What is an RFP? RFP stands for “request for proposal”. It’s a common way for companies and individuals to request service details from a service provider including costs. Today, we’ll be going over how to write an effective RFP for web design and development.
Why do I need to write an RFP? Should I just call up a company?
RFPs often exist to create agreement and consensus within the organization prior to asking for bids. It’s just as important for the organization requesting the proposal as it is for the service provider. RFPs can also be a good test of the service provider (web design company) before you hire them. The web design company would be happy to provide a proposal with just a call. That said, by having an RFP, the organization usually benefits by analyzing their priorities before continuing.
Why are we writing this?
We are a digital agency and we get quite a few web design RFPs throughout the year. We’ve seen some good ones and some bad ones. While web design RFPs can be difficult and time consuming, we think that its a great way for organizations to focus their thoughts before approaching agencies. By providing this resource, our hope is that we can help people create good web design RFPs.
Below is an overview of what we believe makes for a good RFP from both the client perspective and the provider perspective.
We’ll be putting in examples throughout to demonstrate what might be written in each section. FYI, we used a cooking class (with a focus on organic foods) as an example company.
Goals and Objectives for the Website
- Classes Schedule/Signup
- Explainer Video
- New Photos
- Shop (product still in development)
Current Setup / Existing Site
Submission Guidelines (Proposal Guidelines)
- When did they start their business? (years of operation)
- What gives them competitive edge/different from the rest of the market?
- How many people are in the firm? (key team members)
- Do they have in-house design and development?
- Do they outsource the work?
- How generic is the writing? Do they talk about you at all in relation to the work?
- Do they do their own work? Or are they just a pass-through company? If its not obvious, ask.
- Do they seem to have creative value? Is there a sense of legitimacy?
- Do the portfolio items have any relevance to what you’re building? If not, its not the worst case scenario.
- More importantly, do they look good? Do they function well? Visit each of the sites to make sure that they are what you want.
- If none of the examples spark your fancy, judge them more on their ability to fit the audience for each of the websites. If they do a good job, there’s likelihood that they’ll do a good job for you too. Not everyone’s built a cooking class websites before, but if the team is good, they’ll know what to do.
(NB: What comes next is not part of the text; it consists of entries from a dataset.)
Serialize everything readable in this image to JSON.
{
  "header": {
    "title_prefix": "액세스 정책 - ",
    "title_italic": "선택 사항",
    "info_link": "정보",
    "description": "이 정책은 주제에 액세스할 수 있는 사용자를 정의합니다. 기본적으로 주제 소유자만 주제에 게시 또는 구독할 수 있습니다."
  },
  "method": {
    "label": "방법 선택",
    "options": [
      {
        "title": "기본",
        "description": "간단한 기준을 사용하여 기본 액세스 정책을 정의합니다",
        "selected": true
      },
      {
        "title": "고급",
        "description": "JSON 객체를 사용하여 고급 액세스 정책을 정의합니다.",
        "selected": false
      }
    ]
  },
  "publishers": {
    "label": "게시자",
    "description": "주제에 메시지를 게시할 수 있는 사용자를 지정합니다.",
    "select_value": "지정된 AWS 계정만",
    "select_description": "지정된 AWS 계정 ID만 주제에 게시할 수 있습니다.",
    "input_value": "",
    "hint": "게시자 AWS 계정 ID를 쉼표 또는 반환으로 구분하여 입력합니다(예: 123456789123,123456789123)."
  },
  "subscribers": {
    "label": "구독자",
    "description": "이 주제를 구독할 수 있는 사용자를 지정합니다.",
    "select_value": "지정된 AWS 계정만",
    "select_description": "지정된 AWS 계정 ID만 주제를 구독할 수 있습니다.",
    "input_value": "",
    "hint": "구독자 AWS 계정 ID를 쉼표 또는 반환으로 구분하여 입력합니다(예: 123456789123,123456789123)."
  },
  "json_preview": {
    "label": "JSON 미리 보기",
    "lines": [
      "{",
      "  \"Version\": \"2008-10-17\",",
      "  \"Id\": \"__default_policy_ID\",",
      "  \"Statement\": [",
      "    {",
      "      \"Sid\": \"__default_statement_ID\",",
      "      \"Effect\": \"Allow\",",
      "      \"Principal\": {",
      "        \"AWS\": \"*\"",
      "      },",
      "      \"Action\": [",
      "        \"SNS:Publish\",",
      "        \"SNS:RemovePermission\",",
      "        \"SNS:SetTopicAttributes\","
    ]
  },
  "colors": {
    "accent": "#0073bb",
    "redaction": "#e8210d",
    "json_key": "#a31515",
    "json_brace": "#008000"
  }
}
- Does the process make sense to you?
- Does it seem like the process has a sense of attention to detail?
- Does it work with your team?
- Is it the right level of involvement for you?
- If you’re going to call a reference, have a set of questions ready. Don’t just call them. Ask them about how long they’ve worked together and what has worked well/badly.
- If they can’t provide references, think about the social skills that the company may or may not possess!
- Responsive web design (mobile compatible)
- Content management system (Be sure to use opensource CMS in case the company goes away. Don’t use in-house or custom CMS, it’s gonna be a pain later.)
- Hosted by third-party (don’t want the company to host it, they’ll own everything that way)
- Google Analytics for traffic/conversion tracking
- Social Sharing capabilities (FB opengraph tags, etc)
- Most pages loads in under 3 seconds
- Uses modern CSS3/HTML5 code
- If you have an existing site, a data and URL/SEO migration plan